After nearly 18 months of work, my research group finally published our big study! It should appear in the journal of the American Heart Association, “Circulation” on April 7, 2009. This also means that I can finally talk about what I’ve been doing for the last long while.
Atrial fibrillation (AF) is the most common – and perhaps most insidious – form of heart arrhythmia (a change in the normal electrical patterns of the heart) in existence. It affects millions of people and while it isn’t life-threatening in its early stages, it eventually leads to stroke or heart attack in many of those people who are afflicted with it.
Unfortunately, the current ways of treating AF are completely inadequate. The class of medication used for treatment (anti-arrhythmics) often cause more problems than they prevent, and interventional treatment is still highly experimental. It is, therefore, all but a guarantee that the AF will become more serious over time. Patients cannot be as physically active as they used to be and eventually must adjust to the symptoms of the disease.
A great part of the reason why AF is so difficult to treat is that we lack a good understanding of what causes it. About fifteen years ago, some researchers in France recognized that the random spots of electrical activity within the pulmonary veins (which return blood to the heart from the lungs) were a likely source of the arrhythmia.
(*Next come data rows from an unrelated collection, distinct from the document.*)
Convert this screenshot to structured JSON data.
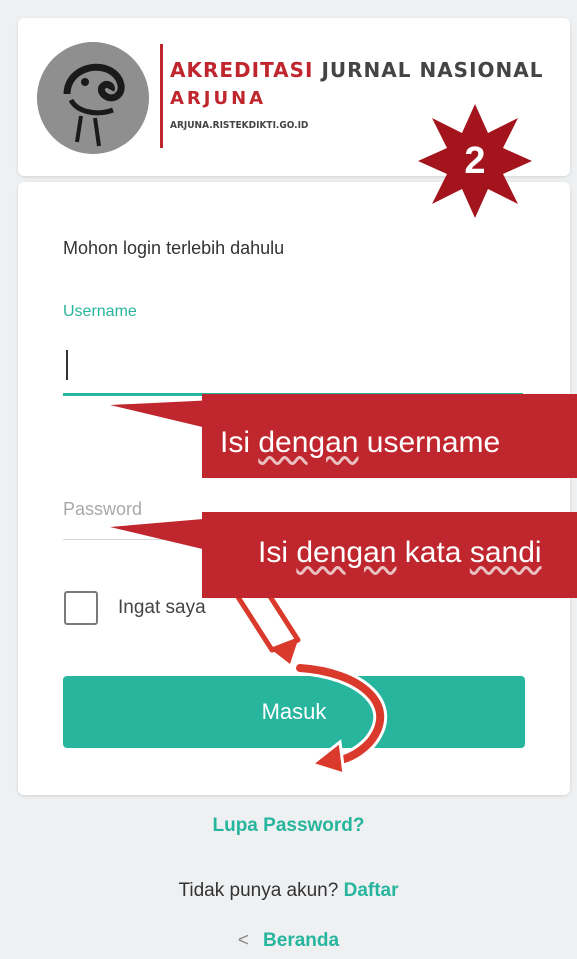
{
  "header": {
    "brand_title_red": "AKREDITASI",
    "brand_title_rest": " JURNAL NASIONAL",
    "brand_subtitle": "ARJUNA",
    "brand_url": "ARJUNA.RISTEKDIKTI.GO.ID",
    "step_number": "2"
  },
  "form": {
    "intro": "Mohon login terlebih dahulu",
    "username_label": "Username",
    "username_value": "",
    "password_placeholder": "Password",
    "remember_label": "Ingat saya",
    "remember_checked": false,
    "submit_label": "Masuk"
  },
  "callouts": {
    "username_prefix": "Isi ",
    "username_wavy": "dengan",
    "username_suffix": " username",
    "password_prefix": "Isi ",
    "password_wavy": "dengan",
    "password_mid": " kata ",
    "password_wavy2": "sandi"
  },
  "footer": {
    "forgot_password": "Lupa Password?",
    "no_account_text": "Tidak punya akun? ",
    "signup_link": "Daftar",
    "home_chevron": "<",
    "home_link": "Beranda"
  },
  "colors": {
    "accent": "#27b59d",
    "brand_red": "#c0262d",
    "background": "#eef0f2"
  }
}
As a result, there is an entire arm of interventional treatment designed to destroy these spots and isolate the pulmonary veins so that bad electrical signals are unable to influence the heart as a whole. While this is effective in some people, it doesn’t work for everyone.
More recently, other researchers found that AF actually changes the underlying tissue of the heart (a process known as remodeling), which results in other electrical and mechanical adaptations. These changes make the arrhythmia more serious as well as difficult to treat. Even though the changes are a sign that the person has a more advanced form the arrhythmia, the only way to ascertain the degree of change is to invasively measure electrical changes from the inside surface of the heart.
That is, until about a year ago. In the Circulation paper, we describe a method to determine how much the heart has remodeled by using MRI. We also showed that the degree of change is the single best indicator of how the patient will respond to treatment. While this may seem obvious, it isn’t something that could be measured easily or safely before. Now, we have a tool which allows us to see how the heart changes over time in response to AF. This will lead to a better understanding of the disease, and provide insight in how to treat it.
The image below shows an example of just how good this detection can be. The first column of images (A) shows a three dimensional model of the human left atrium. In the top row, we are looking at the back (or posterior) view of the left atrium. The pointy bits projecting to the left and right are the pulmonary veins. In the bottom row, we are looking at the atrial septum – part of the wall that divides the heart into left and right sides. The really interesting information is in the second column (B) which shows a 3D model where two different types of tissue have been identified. Healthy tissue (shown in blue) and diseased tissue (shown in green).
This particular patient has some diseased tissue, though overall the heart looks fairly healthy. What is striking, however, is how well this diseased tissue compares to the measurements made by invasive mapping (taken during a catheter intervention). On the back side (top) we can see a donut of unhealthy tissue, and on the right side (in the septum), we can see a hook of unhealthy tissue. The location and shapes of these tissue are mirrored on the invasive maps (C). And all of this can be determined without exposing a patient to radiation or needing to cut them open!
These types of MRI techniques open a whole new branch of research that can be done on the heart that has important implications for more than AF research. The remodeling and changes observed in AF can be seen in atrial tachycardia and even some types of ventricular arrhythmias. Moreover, it appears to be related to other conditions, like coronary artery disease or ischemia (from smoking, for example). More on that later, though. If interested, you can find the complete text of the Circulation article here.